> _Work instructions_: Copy out all of the entries, keeping every word the same.

> _Excerpts from an interface dataset_:
=====
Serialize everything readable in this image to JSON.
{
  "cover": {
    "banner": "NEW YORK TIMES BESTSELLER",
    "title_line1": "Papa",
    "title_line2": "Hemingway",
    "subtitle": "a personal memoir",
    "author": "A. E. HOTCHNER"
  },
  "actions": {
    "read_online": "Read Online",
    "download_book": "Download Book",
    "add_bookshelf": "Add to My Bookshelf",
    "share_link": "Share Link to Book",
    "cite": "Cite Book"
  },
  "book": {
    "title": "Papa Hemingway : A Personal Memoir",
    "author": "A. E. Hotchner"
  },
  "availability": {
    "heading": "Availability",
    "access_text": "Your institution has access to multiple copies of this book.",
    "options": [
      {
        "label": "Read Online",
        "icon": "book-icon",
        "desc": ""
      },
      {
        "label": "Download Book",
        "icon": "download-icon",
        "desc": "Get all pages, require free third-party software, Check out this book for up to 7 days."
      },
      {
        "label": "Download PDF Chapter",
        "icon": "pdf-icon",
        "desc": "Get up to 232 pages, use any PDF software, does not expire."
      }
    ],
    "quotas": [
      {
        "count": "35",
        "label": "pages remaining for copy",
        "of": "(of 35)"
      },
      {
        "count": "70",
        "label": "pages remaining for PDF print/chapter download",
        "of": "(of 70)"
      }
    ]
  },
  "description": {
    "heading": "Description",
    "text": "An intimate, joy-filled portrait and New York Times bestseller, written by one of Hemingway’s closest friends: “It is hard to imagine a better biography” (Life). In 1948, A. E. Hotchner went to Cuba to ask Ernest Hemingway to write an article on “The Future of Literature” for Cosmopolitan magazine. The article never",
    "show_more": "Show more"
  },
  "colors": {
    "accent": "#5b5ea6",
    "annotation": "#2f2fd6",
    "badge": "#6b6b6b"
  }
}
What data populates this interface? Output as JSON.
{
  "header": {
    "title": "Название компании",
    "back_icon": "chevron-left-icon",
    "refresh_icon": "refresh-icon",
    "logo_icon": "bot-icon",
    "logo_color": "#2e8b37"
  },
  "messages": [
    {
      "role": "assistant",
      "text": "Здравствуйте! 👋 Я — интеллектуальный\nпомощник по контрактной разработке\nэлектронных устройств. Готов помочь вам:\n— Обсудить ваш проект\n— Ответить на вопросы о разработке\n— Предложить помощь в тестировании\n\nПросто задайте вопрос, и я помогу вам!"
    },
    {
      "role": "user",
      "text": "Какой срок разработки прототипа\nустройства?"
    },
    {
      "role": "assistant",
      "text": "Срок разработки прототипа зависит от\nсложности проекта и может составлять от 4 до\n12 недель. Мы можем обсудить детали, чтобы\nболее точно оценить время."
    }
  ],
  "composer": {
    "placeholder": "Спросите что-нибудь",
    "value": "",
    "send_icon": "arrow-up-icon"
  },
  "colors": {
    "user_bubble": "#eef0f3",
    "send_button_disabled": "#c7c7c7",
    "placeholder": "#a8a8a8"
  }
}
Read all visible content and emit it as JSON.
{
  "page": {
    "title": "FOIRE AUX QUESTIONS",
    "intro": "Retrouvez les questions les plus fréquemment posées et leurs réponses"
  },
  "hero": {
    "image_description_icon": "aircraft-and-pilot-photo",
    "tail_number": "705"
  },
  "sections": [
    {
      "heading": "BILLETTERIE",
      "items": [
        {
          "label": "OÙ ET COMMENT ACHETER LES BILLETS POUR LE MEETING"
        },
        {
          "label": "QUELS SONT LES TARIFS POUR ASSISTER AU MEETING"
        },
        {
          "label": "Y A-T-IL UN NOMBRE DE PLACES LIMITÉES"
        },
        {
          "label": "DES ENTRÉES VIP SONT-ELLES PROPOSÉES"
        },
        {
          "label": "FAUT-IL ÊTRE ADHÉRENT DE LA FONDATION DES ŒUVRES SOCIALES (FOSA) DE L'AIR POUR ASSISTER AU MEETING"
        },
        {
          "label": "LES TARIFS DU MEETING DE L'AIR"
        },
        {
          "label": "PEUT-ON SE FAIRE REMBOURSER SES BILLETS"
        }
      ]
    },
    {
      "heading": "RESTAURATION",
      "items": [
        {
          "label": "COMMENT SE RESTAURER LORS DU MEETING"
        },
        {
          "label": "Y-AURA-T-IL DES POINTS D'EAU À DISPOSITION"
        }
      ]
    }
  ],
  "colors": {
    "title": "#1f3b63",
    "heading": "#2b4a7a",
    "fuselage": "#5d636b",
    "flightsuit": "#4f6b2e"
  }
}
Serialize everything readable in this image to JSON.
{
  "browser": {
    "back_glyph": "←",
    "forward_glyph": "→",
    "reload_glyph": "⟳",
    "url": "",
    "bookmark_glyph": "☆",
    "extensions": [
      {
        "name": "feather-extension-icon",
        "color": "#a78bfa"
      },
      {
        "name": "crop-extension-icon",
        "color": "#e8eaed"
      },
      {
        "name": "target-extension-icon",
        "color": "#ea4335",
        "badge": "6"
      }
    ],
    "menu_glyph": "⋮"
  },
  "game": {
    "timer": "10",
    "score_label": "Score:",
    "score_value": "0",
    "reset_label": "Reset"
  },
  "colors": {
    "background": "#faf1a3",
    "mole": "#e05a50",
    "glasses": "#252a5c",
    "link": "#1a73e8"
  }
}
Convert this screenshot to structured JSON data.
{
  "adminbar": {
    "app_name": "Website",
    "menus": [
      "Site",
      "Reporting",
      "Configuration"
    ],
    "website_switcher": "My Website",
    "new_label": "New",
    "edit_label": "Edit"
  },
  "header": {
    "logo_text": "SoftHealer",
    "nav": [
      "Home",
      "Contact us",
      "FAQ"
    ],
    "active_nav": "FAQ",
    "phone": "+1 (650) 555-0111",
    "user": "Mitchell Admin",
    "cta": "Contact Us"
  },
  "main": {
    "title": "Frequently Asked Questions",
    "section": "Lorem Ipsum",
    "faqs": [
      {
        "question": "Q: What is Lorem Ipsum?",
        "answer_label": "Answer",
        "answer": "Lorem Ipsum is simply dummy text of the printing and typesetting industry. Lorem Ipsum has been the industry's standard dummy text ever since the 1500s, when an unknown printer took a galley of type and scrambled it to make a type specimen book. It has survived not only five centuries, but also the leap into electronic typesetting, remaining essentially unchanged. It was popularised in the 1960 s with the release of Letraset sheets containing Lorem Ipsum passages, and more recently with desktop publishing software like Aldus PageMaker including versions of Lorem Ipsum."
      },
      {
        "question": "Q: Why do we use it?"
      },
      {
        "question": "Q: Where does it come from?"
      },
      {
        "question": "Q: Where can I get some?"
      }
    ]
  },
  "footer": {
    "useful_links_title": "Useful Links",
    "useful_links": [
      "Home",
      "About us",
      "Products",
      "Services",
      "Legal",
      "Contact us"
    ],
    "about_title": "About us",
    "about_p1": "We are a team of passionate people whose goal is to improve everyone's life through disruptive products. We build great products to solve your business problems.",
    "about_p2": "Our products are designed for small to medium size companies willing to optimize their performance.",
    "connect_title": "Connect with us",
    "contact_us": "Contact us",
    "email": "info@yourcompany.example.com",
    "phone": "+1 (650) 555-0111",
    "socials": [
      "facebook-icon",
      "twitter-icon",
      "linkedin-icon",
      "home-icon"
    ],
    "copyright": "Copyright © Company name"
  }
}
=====
> _Solution to this task_:
Serialize everything readable in this image to JSON.
{
  "cover": {
    "banner": "NEW YORK TIMES BESTSELLER",
    "title_line1": "Papa",
    "title_line2": "Hemingway",
    "subtitle": "a personal memoir",
    "author": "A. E. HOTCHNER"
  },
  "actions": {
    "read_online": "Read Online",
    "download_book": "Download Book",
    "add_bookshelf": "Add to My Bookshelf",
    "share_link": "Share Link to Book",
    "cite": "Cite Book"
  },
  "book": {
    "title": "Papa Hemingway : A Personal Memoir",
    "author": "A. E. Hotchner"
  },
  "availability": {
    "heading": "Availability",
    "access_text": "Your institution has access to multiple copies of this book.",
    "options": [
      {
        "label": "Read Online",
        "icon": "book-icon",
        "desc": ""
      },
      {
        "label": "Download Book",
        "icon": "download-icon",
        "desc": "Get all pages, require free third-party software, Check out this book for up to 7 days."
      },
      {
        "label": "Download PDF Chapter",
        "icon": "pdf-icon",
        "desc": "Get up to 232 pages, use any PDF software, does not expire."
      }
    ],
    "quotas": [
      {
        "count": "35",
        "label": "pages remaining for copy",
        "of": "(of 35)"
      },
      {
        "count": "70",
        "label": "pages remaining for PDF print/chapter download",
        "of": "(of 70)"
      }
    ]
  },
  "description": {
    "heading": "Description",
    "text": "An intimate, joy-filled portrait and New York Times bestseller, written by one of Hemingway’s closest friends: “It is hard to imagine a better biography” (Life). In 1948, A. E. Hotchner went to Cuba to ask Ernest Hemingway to write an article on “The Future of Literature” for Cosmopolitan magazine. The article never",
    "show_more": "Show more"
  },
  "colors": {
    "accent": "#5b5ea6",
    "annotation": "#2f2fd6",
    "badge": "#6b6b6b"
  }
}
What data populates this interface? Output as JSON.
{
  "header": {
    "title": "Название компании",
    "back_icon": "chevron-left-icon",
    "refresh_icon": "refresh-icon",
    "logo_icon": "bot-icon",
    "logo_color": "#2e8b37"
  },
  "messages": [
    {
      "role": "assistant",
      "text": "Здравствуйте! 👋 Я — интеллектуальный\nпомощник по контрактной разработке\nэлектронных устройств. Готов помочь вам:\n— Обсудить ваш проект\n— Ответить на вопросы о разработке\n— Предложить помощь в тестировании\n\nПросто задайте вопрос, и я помогу вам!"
    },
    {
      "role": "user",
      "text": "Какой срок разработки прототипа\nустройства?"
    },
    {
      "role": "assistant",
      "text": "Срок разработки прототипа зависит от\nсложности проекта и может составлять от 4 до\n12 недель. Мы можем обсудить детали, чтобы\nболее точно оценить время."
    }
  ],
  "composer": {
    "placeholder": "Спросите что-нибудь",
    "value": "",
    "send_icon": "arrow-up-icon"
  },
  "colors": {
    "user_bubble": "#eef0f3",
    "send_button_disabled": "#c7c7c7",
    "placeholder": "#a8a8a8"
  }
}
Read all visible content and emit it as JSON.
{
  "page": {
    "title": "FOIRE AUX QUESTIONS",
    "intro": "Retrouvez les questions les plus fréquemment posées et leurs réponses"
  },
  "hero": {
    "image_description_icon": "aircraft-and-pilot-photo",
    "tail_number": "705"
  },
  "sections": [
    {
      "heading": "BILLETTERIE",
      "items": [
        {
          "label": "OÙ ET COMMENT ACHETER LES BILLETS POUR LE MEETING"
        },
        {
          "label": "QUELS SONT LES TARIFS POUR ASSISTER AU MEETING"
        },
        {
          "label": "Y A-T-IL UN NOMBRE DE PLACES LIMITÉES"
        },
        {
          "label": "DES ENTRÉES VIP SONT-ELLES PROPOSÉES"
        },
        {
          "label": "FAUT-IL ÊTRE ADHÉRENT DE LA FONDATION DES ŒUVRES SOCIALES (FOSA) DE L'AIR POUR ASSISTER AU MEETING"
        },
        {
          "label": "LES TARIFS DU MEETING DE L'AIR"
        },
        {
          "label": "PEUT-ON SE FAIRE REMBOURSER SES BILLETS"
        }
      ]
    },
    {
      "heading": "RESTAURATION",
      "items": [
        {
          "label": "COMMENT SE RESTAURER LORS DU MEETING"
        },
        {
          "label": "Y-AURA-T-IL DES POINTS D'EAU À DISPOSITION"
        }
      ]
    }
  ],
  "colors": {
    "title": "#1f3b63",
    "heading": "#2b4a7a",
    "fuselage": "#5d636b",
    "flightsuit": "#4f6b2e"
  }
}
Serialize everything readable in this image to JSON.
{
  "browser": {
    "back_glyph": "←",
    "forward_glyph": "→",
    "reload_glyph": "⟳",
    "url": "",
    "bookmark_glyph": "☆",
    "extensions": [
      {
        "name": "feather-extension-icon",
        "color": "#a78bfa"
      },
      {
        "name": "crop-extension-icon",
        "color": "#e8eaed"
      },
      {
        "name": "target-extension-icon",
        "color": "#ea4335",
        "badge": "6"
      }
    ],
    "menu_glyph": "⋮"
  },
  "game": {
    "timer": "10",
    "score_label": "Score:",
    "score_value": "0",
    "reset_label": "Reset"
  },
  "colors": {
    "background": "#faf1a3",
    "mole": "#e05a50",
    "glasses": "#252a5c",
    "link": "#1a73e8"
  }
}
Convert this screenshot to structured JSON data.
{
  "adminbar": {
    "app_name": "Website",
    "menus": [
      "Site",
      "Reporting",
      "Configuration"
    ],
    "website_switcher": "My Website",
    "new_label": "New",
    "edit_label": "Edit"
  },
  "header": {
    "logo_text": "SoftHealer",
    "nav": [
      "Home",
      "Contact us",
      "FAQ"
    ],
    "active_nav": "FAQ",
    "phone": "+1 (650) 555-0111",
    "user": "Mitchell Admin",
    "cta": "Contact Us"
  },
  "main": {
    "title": "Frequently Asked Questions",
    "section": "Lorem Ipsum",
    "faqs": [
      {
        "question": "Q: What is Lorem Ipsum?",
        "answer_label": "Answer",
        "answer": "Lorem Ipsum is simply dummy text of the printing and typesetting industry. Lorem Ipsum has been the industry's standard dummy text ever since the 1500s, when an unknown printer took a galley of type and scrambled it to make a type specimen book. It has survived not only five centuries, but also the leap into electronic typesetting, remaining essentially unchanged. It was popularised in the 1960 s with the release of Letraset sheets containing Lorem Ipsum passages, and more recently with desktop publishing software like Aldus PageMaker including versions of Lorem Ipsum."
      },
      {
        "question": "Q: Why do we use it?"
      },
      {
        "question": "Q: Where does it come from?"
      },
      {
        "question": "Q: Where can I get some?"
      }
    ]
  },
  "footer": {
    "useful_links_title": "Useful Links",
    "useful_links": [
      "Home",
      "About us",
      "Products",
      "Services",
      "Legal",
      "Contact us"
    ],
    "about_title": "About us",
    "about_p1": "We are a team of passionate people whose goal is to improve everyone's life through disruptive products. We build great products to solve your business problems.",
    "about_p2": "Our products are designed for small to medium size companies willing to optimize their performance.",
    "connect_title": "Connect with us",
    "contact_us": "Contact us",
    "email": "info@yourcompany.example.com",
    "phone": "+1 (650) 555-0111",
    "socials": [
      "facebook-icon",
      "twitter-icon",
      "linkedin-icon",
      "home-icon"
    ],
    "copyright": "Copyright © Company name"
  }
}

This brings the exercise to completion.